◆ WHAT THIS TASK INVOLVES:
Output the whole listing below. Keep it exact.

◆ RECORDS SUPPLIED:
☆ ☆ ☆
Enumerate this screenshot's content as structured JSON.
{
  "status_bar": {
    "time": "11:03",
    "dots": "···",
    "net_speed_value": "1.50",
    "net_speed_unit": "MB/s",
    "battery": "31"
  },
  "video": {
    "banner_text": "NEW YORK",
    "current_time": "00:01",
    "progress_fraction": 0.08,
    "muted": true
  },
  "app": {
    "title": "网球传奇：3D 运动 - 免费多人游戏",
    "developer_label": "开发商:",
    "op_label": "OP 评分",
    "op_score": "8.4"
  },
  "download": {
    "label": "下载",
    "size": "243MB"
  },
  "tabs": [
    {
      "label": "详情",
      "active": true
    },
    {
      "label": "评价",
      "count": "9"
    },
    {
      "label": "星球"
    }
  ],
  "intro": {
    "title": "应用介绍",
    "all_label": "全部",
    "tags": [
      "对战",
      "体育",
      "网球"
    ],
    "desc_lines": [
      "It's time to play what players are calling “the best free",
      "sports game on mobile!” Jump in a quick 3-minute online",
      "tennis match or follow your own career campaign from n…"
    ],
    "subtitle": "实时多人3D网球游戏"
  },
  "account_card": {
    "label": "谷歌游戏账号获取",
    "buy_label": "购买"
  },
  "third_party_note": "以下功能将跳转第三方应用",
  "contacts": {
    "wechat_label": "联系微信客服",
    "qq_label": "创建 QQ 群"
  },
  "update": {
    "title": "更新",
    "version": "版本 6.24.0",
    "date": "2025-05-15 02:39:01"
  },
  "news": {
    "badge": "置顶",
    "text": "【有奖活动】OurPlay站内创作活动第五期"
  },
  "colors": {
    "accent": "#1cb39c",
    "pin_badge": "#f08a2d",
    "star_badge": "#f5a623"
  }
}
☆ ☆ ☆
◆ ANSWER SECTION:
Enumerate this screenshot's content as structured JSON.
{
  "status_bar": {
    "time": "11:03",
    "dots": "···",
    "net_speed_value": "1.50",
    "net_speed_unit": "MB/s",
    "battery": "31"
  },
  "video": {
    "banner_text": "NEW YORK",
    "current_time": "00:01",
    "progress_fraction": 0.08,
    "muted": true
  },
  "app": {
    "title": "网球传奇：3D 运动 - 免费多人游戏",
    "developer_label": "开发商:",
    "op_label": "OP 评分",
    "op_score": "8.4"
  },
  "download": {
    "label": "下载",
    "size": "243MB"
  },
  "tabs": [
    {
      "label": "详情",
      "active": true
    },
    {
      "label": "评价",
      "count": "9"
    },
    {
      "label": "星球"
    }
  ],
  "intro": {
    "title": "应用介绍",
    "all_label": "全部",
    "tags": [
      "对战",
      "体育",
      "网球"
    ],
    "desc_lines": [
      "It's time to play what players are calling “the best free",
      "sports game on mobile!” Jump in a quick 3-minute online",
      "tennis match or follow your own career campaign from n…"
    ],
    "subtitle": "实时多人3D网球游戏"
  },
  "account_card": {
    "label": "谷歌游戏账号获取",
    "buy_label": "购买"
  },
  "third_party_note": "以下功能将跳转第三方应用",
  "contacts": {
    "wechat_label": "联系微信客服",
    "qq_label": "创建 QQ 群"
  },
  "update": {
    "title": "更新",
    "version": "版本 6.24.0",
    "date": "2025-05-15 02:39:01"
  },
  "news": {
    "badge": "置顶",
    "text": "【有奖活动】OurPlay站内创作活动第五期"
  },
  "colors": {
    "accent": "#1cb39c",
    "pin_badge": "#f08a2d",
    "star_badge": "#f5a623"
  }
}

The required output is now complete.